The repercussions of Mara's plan were more insidious than just Temple's loss of standing in the ton. Because he had no memories of that night, Temple was never entirely sure he hadn't killed her. He had vague recollections of too much scotch and a young woman with odd eyes. He freely admits he was not blameless, nor an innocent. He may have lived life in the fast lane, drinking too much, gaming too much, seducing lots of women, but for twelve years he has lived with the possibility that he was a killer. It was as devastating to him as Mara's abusive home life was to her.

 

The bargain they reach is puzzling. He will parade her through the ton as his mistress in name only, masked, until such time that he chooses to reveal she is, in fact, the dead heiress raised from the grave, proven to be a liar, a thief, and ruined just as she ruined his life. And still she places conditions on telling the truth - if he treats her like a whore, she says, he'll pay her like one - £10 for a visit to the dressmaker, and on and on. Temple tells her she owes him the truth. He has no idea if they were intimate, if he hurt her, if she became pregnant, or if one of the boys at the orphanage is his son. But Mara coldly refuses, telling him:

 

"We negotiated the terms of our agreement, Your Grace. You get your vengeance, and I get my money. If you would like the truth, I am happy to discuss its cost."

 

There's a point in which she becomes enraged when Temple actually calls her a whore. But why the outrage? It's not like she didn't refer to herself as such, and she is placing a monetary value on every bit of information she gives him and every moment spent in his company.

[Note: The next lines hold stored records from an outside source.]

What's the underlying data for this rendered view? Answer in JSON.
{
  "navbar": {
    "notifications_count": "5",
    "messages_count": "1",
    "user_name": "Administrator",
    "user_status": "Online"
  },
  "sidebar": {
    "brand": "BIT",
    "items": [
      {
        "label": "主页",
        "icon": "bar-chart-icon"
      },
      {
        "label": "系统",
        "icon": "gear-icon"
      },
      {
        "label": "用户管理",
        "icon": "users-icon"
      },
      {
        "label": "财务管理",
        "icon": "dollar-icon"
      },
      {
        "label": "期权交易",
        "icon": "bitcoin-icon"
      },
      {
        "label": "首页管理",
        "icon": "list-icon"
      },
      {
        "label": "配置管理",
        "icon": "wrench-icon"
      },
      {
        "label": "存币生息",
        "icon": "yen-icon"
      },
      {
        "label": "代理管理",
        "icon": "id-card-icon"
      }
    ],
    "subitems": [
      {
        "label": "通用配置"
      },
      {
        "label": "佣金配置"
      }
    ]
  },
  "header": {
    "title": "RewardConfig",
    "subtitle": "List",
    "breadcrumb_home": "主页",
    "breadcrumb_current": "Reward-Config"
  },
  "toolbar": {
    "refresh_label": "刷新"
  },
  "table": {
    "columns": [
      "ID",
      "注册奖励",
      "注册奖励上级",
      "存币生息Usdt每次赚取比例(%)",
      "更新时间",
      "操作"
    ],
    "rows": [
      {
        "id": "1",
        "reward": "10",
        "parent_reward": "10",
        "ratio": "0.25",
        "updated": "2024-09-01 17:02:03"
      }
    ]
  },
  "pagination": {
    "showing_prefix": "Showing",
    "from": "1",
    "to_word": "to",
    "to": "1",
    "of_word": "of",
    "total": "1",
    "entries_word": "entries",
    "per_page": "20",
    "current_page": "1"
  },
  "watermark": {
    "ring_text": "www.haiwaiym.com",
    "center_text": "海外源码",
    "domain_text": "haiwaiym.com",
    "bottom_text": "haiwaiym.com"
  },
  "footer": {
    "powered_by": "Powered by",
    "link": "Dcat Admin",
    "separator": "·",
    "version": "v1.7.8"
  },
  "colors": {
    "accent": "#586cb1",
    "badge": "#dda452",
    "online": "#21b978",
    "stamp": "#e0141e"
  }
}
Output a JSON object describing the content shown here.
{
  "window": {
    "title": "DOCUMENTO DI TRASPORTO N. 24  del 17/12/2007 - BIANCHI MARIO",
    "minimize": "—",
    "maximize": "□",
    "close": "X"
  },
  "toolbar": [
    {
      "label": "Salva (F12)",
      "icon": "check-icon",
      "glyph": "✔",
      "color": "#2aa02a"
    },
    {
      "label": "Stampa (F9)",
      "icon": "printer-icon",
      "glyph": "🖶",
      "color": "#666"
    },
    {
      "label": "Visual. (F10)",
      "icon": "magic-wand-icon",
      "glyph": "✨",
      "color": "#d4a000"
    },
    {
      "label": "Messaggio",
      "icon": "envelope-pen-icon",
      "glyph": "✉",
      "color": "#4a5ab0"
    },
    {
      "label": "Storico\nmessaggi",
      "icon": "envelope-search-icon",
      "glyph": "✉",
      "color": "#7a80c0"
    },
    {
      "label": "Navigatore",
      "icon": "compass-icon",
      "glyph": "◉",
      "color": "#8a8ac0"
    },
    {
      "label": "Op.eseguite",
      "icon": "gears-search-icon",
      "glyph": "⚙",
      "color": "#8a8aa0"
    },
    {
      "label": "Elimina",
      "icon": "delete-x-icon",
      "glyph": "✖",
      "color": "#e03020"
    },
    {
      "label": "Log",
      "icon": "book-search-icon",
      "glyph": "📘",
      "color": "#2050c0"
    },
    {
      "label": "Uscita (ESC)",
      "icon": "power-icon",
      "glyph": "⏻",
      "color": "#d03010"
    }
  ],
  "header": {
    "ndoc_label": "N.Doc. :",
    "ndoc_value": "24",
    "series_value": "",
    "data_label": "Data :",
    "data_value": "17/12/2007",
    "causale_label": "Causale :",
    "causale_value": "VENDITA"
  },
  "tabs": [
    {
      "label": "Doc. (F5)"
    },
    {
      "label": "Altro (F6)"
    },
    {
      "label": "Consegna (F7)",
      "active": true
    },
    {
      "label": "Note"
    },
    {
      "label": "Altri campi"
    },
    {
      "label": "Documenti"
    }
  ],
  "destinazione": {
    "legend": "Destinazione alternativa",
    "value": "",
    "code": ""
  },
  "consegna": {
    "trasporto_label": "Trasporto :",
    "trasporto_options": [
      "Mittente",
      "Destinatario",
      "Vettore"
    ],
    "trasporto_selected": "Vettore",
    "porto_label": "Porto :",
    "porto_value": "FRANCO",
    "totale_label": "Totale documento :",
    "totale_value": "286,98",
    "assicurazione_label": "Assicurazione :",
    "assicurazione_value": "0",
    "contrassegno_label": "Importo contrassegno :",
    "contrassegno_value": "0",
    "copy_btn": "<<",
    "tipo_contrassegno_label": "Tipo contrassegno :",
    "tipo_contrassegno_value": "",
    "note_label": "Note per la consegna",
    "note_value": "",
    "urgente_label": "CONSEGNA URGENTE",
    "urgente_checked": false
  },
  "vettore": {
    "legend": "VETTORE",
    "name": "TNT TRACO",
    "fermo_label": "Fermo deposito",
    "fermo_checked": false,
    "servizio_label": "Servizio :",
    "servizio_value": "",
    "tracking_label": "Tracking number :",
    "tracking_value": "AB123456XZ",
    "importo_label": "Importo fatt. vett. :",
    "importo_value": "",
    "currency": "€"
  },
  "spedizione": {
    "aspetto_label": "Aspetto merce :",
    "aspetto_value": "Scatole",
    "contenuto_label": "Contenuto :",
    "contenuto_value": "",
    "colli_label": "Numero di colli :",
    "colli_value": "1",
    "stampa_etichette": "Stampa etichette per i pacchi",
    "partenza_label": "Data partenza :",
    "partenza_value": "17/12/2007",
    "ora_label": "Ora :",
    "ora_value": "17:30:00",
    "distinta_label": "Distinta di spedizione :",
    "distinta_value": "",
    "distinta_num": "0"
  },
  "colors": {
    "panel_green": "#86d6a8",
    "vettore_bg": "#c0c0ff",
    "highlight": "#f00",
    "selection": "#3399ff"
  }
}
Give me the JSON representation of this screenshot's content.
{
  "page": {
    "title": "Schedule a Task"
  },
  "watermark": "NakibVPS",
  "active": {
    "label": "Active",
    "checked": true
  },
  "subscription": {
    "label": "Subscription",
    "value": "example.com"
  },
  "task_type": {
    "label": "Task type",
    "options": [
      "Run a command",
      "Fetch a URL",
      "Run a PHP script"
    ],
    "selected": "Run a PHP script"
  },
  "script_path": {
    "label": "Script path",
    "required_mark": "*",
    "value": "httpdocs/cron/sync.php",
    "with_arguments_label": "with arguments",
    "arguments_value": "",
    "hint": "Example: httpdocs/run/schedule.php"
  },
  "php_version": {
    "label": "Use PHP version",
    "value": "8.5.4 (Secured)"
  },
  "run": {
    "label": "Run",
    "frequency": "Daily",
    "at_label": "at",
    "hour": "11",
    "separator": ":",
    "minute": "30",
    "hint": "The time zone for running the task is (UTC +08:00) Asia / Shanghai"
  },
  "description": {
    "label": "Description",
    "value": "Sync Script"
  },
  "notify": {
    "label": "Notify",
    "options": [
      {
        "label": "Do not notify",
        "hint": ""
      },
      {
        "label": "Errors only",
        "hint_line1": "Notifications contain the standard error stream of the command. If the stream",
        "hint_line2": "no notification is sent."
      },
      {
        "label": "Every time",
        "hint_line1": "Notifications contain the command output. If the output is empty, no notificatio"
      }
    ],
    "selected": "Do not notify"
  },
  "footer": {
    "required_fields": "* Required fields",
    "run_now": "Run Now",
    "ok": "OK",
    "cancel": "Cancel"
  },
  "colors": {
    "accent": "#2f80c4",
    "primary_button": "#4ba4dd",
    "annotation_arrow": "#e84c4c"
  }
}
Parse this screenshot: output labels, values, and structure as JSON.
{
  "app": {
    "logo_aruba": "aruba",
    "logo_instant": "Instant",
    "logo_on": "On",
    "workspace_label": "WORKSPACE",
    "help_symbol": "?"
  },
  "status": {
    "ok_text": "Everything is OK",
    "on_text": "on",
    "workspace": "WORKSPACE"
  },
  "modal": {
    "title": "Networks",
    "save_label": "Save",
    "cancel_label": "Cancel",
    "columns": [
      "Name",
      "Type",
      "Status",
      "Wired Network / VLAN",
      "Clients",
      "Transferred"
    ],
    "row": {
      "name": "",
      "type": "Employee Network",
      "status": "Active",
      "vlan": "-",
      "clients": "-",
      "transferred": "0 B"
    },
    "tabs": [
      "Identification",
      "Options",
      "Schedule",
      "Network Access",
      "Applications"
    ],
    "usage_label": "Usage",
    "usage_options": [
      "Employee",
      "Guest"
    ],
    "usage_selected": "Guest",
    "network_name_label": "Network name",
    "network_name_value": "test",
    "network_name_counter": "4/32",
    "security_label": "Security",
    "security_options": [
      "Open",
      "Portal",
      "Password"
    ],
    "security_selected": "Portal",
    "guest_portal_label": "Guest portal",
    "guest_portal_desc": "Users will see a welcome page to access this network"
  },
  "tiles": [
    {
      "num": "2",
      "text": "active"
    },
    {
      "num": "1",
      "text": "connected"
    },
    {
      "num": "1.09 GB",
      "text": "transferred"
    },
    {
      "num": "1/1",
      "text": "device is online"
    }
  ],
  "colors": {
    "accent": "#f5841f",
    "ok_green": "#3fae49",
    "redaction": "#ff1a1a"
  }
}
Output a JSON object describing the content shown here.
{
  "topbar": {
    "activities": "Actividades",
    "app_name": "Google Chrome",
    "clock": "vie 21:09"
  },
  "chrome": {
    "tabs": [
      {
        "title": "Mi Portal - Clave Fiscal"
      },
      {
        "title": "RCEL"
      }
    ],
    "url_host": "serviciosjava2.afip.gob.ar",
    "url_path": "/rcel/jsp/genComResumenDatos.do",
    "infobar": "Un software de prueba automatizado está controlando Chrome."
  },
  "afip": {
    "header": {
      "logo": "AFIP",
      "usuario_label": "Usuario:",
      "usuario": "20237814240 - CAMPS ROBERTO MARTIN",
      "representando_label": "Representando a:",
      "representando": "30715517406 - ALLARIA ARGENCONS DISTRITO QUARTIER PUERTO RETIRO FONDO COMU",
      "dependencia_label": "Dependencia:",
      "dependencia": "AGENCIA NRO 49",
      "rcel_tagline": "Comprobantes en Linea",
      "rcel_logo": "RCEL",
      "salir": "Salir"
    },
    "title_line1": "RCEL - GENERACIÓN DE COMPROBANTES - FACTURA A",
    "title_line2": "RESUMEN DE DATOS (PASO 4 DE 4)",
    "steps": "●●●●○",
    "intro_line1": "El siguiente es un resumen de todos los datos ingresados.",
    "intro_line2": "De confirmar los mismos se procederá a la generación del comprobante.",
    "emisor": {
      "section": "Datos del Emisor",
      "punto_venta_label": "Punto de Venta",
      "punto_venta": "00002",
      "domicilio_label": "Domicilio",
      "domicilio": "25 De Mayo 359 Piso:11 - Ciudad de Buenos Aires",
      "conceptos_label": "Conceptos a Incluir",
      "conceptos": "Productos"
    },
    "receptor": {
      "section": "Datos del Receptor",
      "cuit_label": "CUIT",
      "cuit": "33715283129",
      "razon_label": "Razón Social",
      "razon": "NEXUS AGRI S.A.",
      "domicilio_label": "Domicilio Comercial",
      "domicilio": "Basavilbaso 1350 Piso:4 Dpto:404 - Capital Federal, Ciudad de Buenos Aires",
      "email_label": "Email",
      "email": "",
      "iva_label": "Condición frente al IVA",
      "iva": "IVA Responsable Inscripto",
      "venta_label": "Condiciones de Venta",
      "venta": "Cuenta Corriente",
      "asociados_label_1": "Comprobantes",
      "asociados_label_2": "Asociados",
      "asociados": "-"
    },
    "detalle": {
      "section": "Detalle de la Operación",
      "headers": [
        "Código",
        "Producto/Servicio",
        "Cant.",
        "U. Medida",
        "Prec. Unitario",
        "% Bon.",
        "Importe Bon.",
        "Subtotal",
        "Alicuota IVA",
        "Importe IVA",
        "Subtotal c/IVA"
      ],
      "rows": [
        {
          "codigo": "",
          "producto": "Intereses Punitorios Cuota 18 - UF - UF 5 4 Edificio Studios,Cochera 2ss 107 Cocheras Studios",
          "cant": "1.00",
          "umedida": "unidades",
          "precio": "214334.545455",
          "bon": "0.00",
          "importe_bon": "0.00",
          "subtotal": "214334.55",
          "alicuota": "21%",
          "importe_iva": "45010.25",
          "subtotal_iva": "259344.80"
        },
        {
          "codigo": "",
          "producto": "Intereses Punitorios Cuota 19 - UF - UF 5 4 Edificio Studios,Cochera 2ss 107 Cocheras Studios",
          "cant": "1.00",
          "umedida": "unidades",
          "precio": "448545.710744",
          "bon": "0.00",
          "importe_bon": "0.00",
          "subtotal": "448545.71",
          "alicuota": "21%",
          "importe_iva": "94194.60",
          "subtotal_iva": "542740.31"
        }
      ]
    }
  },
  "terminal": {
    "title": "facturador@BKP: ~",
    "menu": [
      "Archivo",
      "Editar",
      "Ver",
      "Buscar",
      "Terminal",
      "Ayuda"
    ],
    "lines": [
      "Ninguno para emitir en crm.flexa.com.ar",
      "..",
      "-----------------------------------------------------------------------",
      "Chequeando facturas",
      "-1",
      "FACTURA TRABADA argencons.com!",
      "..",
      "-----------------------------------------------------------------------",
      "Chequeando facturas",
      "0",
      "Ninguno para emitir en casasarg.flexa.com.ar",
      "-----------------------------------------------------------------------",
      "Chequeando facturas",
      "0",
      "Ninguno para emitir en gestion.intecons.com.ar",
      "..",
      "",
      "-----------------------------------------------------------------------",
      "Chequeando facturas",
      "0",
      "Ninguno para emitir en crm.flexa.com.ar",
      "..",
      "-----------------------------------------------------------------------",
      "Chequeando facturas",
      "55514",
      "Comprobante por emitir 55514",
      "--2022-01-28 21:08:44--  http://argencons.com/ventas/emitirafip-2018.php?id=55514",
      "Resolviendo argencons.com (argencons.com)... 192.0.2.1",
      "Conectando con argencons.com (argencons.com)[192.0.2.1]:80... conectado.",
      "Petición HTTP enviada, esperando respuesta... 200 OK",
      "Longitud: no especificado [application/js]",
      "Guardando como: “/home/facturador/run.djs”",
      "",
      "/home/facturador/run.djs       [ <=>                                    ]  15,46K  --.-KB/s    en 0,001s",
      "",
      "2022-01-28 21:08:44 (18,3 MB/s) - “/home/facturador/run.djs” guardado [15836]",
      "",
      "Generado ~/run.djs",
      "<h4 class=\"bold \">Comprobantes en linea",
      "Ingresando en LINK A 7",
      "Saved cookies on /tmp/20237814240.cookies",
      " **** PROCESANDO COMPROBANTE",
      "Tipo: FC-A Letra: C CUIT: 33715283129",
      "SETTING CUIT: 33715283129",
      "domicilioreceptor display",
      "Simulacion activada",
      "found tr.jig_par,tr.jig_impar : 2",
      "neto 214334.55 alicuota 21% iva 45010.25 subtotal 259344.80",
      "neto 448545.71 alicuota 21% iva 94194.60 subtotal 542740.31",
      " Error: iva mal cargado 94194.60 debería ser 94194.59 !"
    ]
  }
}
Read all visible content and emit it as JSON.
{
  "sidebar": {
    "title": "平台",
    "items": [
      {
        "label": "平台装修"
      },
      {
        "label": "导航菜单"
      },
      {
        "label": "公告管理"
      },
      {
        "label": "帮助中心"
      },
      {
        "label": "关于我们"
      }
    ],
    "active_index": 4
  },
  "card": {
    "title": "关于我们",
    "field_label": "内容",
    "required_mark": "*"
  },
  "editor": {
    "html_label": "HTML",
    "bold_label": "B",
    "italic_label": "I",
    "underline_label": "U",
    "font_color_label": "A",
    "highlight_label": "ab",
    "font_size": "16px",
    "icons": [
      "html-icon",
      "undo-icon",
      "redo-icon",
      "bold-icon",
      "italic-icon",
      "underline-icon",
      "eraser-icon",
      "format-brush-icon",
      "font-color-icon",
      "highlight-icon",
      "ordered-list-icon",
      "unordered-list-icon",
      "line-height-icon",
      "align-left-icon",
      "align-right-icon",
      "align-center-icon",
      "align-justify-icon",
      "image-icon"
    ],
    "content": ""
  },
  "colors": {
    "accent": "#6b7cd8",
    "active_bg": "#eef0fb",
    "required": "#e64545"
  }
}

Her actions afterward are really hard for me to understand and result in a bloody almost deadly confrontation between Temple and Kit, Mara's worthless brother. And there's the expected "death bed deal" in which she promises to tell all if only Temple pulls through.

 

Then there's Temple, aka William Harrow, aka the "Killer Duke" and his weird I-hate-Mara-but-I-want-to-kiss-her-senseless seesaw almost from the start. Why was he intrigued by Mara? I understood his anger with her completely, but then he is sidetracked by her remarkable eyes or auburn hair or long legs. It was nonsensical to see how quickly that anger turned to lust and to love because she was just playing a game still, jockeying for power and control in a situation that was all wrong for power struggles. Was it supposed to make her look assertive and bold and fearless to continually withhold the truth from Temple? It didn't. It made her appear cold, calculating, and cruel. Temple doesn't trust her and with good reason, because even after she is fully aware of how her actions affected his life, she threatens to run and hide again several times, taking the truth of that night with her. She practically charges him for conversation. She has no remorse and offers no apology. Yet he admires her, is drawn to her, is attracted to her "strength", and eventually gives up his plan to ruin her. This was puzzling to me.

 

I have enjoyed reading the other books in this series, and Temple was a a story I really looked forward to, but No Good Duke Goes Unpunished fell flat for me. There is a surprising twist at the end in regard to Chase's upcoming story, but I'm not sure I'll be racing to read this as soon as it's released.